Year of Award
Doctor of Philosophy (PhD)
Department or School/College
Department of Biomedical and Pharmaceutical Sciences
Keith Parker, Howard Beall, Elizabeth Putnam, Horst von Recum
Cell fusion, Inflammation, Macrophage, Mouse, Multinucleated giant cell, Particles
University of Montana

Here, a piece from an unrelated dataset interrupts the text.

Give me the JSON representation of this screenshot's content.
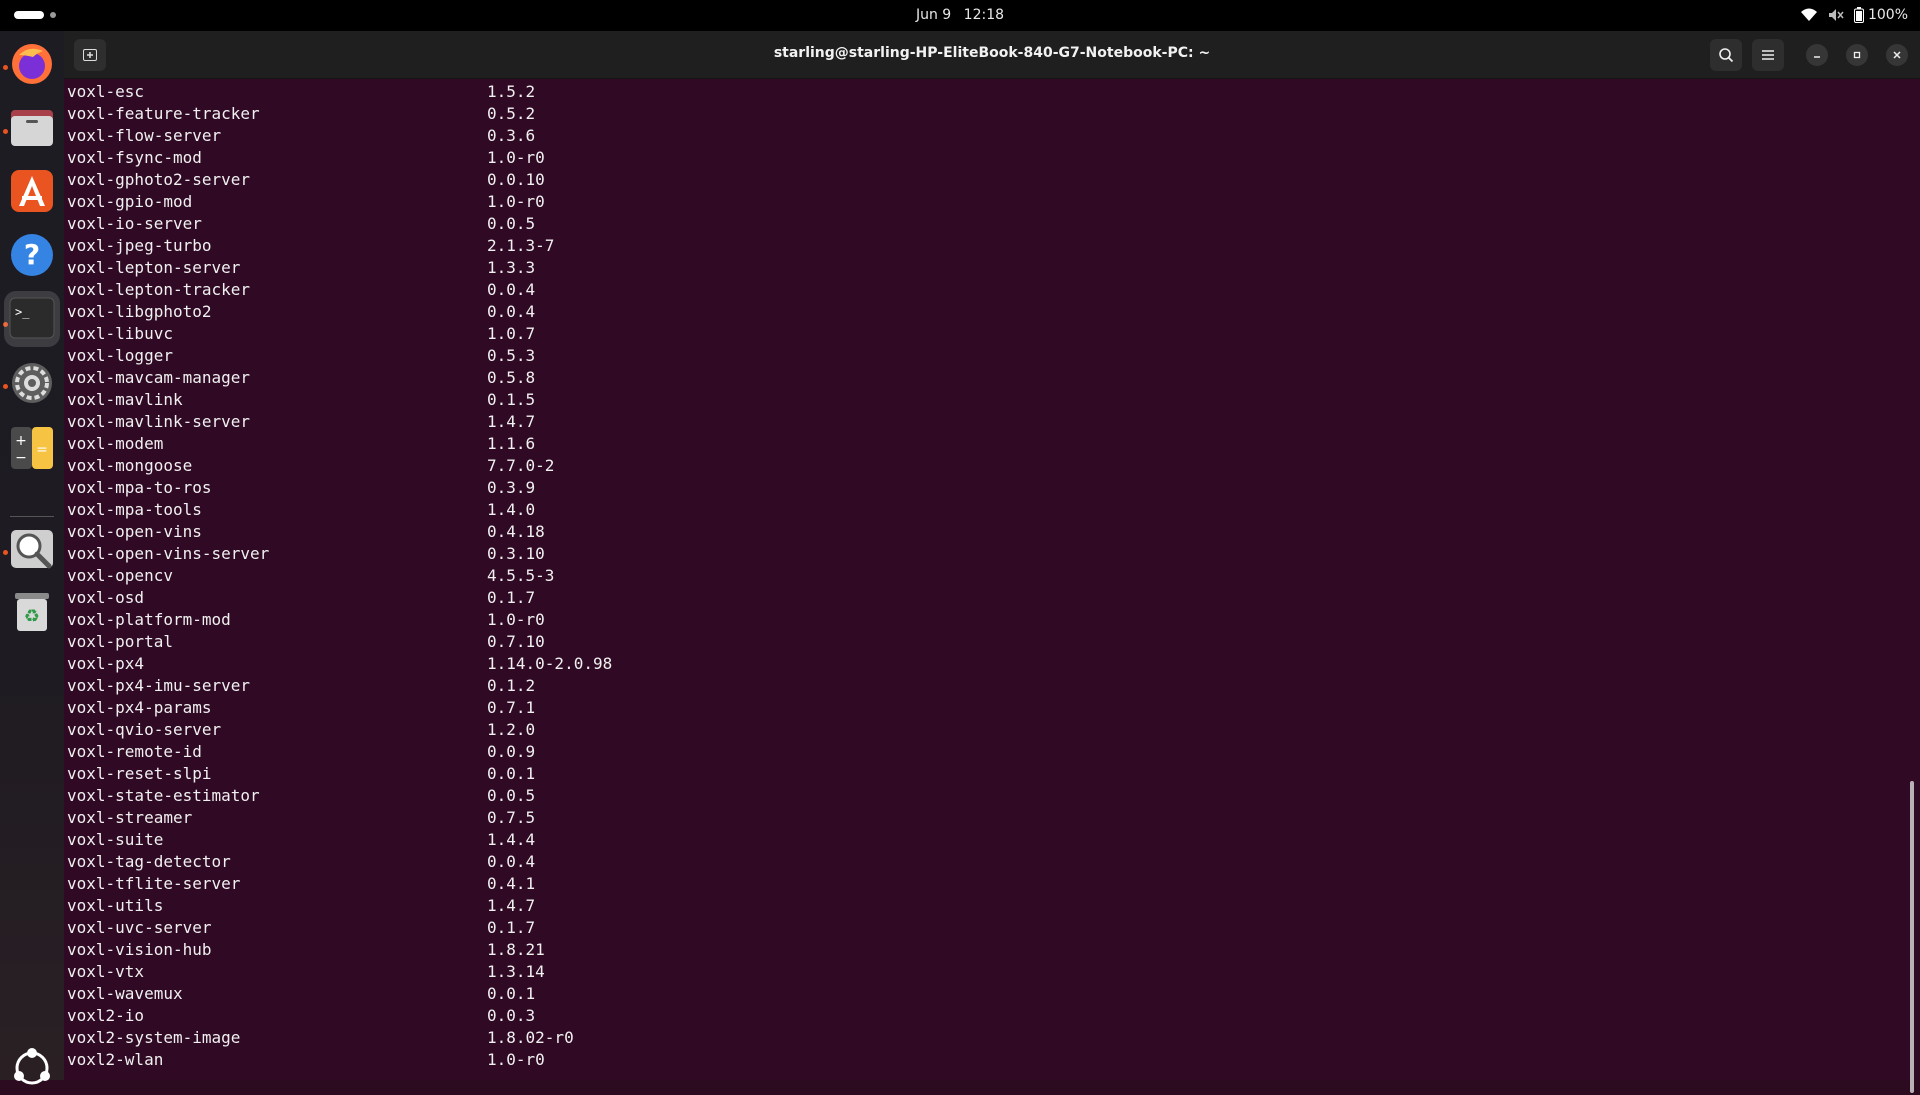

Multinucleated giant cells (MGC) are homotypic macrophage syncytia associated with granulomas. Despite their correlation with pathology, MGC functional contributions to inflammation are relatively unknown. The objective of this work was to gain an understanding of MGC phenotype. First, techniques were developed to better enable the study of these cells in vitro. Second, inorganic particles known to cause inflammation were observed to cause MGC formation in the lungs. Finally, the particle that resulted in the highest macrophage fusion was used together with the in vitro system to compare MGC and macrophage phenotype in response to stimulation. The results contribute to fundamental MGC cell biology knowledge that is important toward developing approaches to control the foreign body response and understanding the role of MGC in granulomatous disease.
Trout, Kevin Lewis, "MULTINUCLEATED GIANT CELL FORMATION AND PHENOTYPE" (2019). Graduate Student Theses, Dissertations, & Professional Papers. 11448.
Available for download on Monday, August 23, 2021
© Copyright 2019 Kevin Lewis Trout